%%

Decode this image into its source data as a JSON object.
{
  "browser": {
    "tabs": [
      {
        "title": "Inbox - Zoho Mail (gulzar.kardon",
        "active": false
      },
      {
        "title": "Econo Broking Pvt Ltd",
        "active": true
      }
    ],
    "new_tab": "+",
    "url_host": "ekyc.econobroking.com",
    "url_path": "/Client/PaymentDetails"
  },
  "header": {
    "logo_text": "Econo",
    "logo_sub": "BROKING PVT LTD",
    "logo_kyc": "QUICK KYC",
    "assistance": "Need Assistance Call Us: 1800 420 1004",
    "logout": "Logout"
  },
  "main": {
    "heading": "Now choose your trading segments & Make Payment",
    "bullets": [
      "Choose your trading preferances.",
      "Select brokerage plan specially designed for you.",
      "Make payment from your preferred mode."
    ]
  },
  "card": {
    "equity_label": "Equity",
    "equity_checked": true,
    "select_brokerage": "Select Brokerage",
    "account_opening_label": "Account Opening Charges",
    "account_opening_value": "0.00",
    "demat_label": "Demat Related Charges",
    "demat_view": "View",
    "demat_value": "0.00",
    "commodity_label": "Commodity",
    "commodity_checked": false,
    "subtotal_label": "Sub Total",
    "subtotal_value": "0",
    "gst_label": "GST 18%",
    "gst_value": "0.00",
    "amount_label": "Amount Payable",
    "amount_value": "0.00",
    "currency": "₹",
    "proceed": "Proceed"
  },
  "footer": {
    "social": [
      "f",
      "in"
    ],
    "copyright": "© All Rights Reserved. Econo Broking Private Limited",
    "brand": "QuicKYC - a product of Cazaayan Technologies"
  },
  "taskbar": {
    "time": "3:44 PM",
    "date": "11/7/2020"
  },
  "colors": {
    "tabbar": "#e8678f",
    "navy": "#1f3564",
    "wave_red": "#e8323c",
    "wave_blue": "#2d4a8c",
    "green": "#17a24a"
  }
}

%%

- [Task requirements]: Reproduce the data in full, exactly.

- [Reply to the exercise]:
Decode this image into its source data as a JSON object.
{
  "browser": {
    "tabs": [
      {
        "title": "Inbox - Zoho Mail (gulzar.kardon",
        "active": false
      },
      {
        "title": "Econo Broking Pvt Ltd",
        "active": true
      }
    ],
    "new_tab": "+",
    "url_host": "ekyc.econobroking.com",
    "url_path": "/Client/PaymentDetails"
  },
  "header": {
    "logo_text": "Econo",
    "logo_sub": "BROKING PVT LTD",
    "logo_kyc": "QUICK KYC",
    "assistance": "Need Assistance Call Us: 1800 420 1004",
    "logout": "Logout"
  },
  "main": {
    "heading": "Now choose your trading segments & Make Payment",
    "bullets": [
      "Choose your trading preferances.",
      "Select brokerage plan specially designed for you.",
      "Make payment from your preferred mode."
    ]
  },
  "card": {
    "equity_label": "Equity",
    "equity_checked": true,
    "select_brokerage": "Select Brokerage",
    "account_opening_label": "Account Opening Charges",
    "account_opening_value": "0.00",
    "demat_label": "Demat Related Charges",
    "demat_view": "View",
    "demat_value": "0.00",
    "commodity_label": "Commodity",
    "commodity_checked": false,
    "subtotal_label": "Sub Total",
    "subtotal_value": "0",
    "gst_label": "GST 18%",
    "gst_value": "0.00",
    "amount_label": "Amount Payable",
    "amount_value": "0.00",
    "currency": "₹",
    "proceed": "Proceed"
  },
  "footer": {
    "social": [
      "f",
      "in"
    ],
    "copyright": "© All Rights Reserved. Econo Broking Private Limited",
    "brand": "QuicKYC - a product of Cazaayan Technologies"
  },
  "taskbar": {
    "time": "3:44 PM",
    "date": "11/7/2020"
  },
  "colors": {
    "tabbar": "#e8678f",
    "navy": "#1f3564",
    "wave_red": "#e8323c",
    "wave_blue": "#2d4a8c",
    "green": "#17a24a"
  }
}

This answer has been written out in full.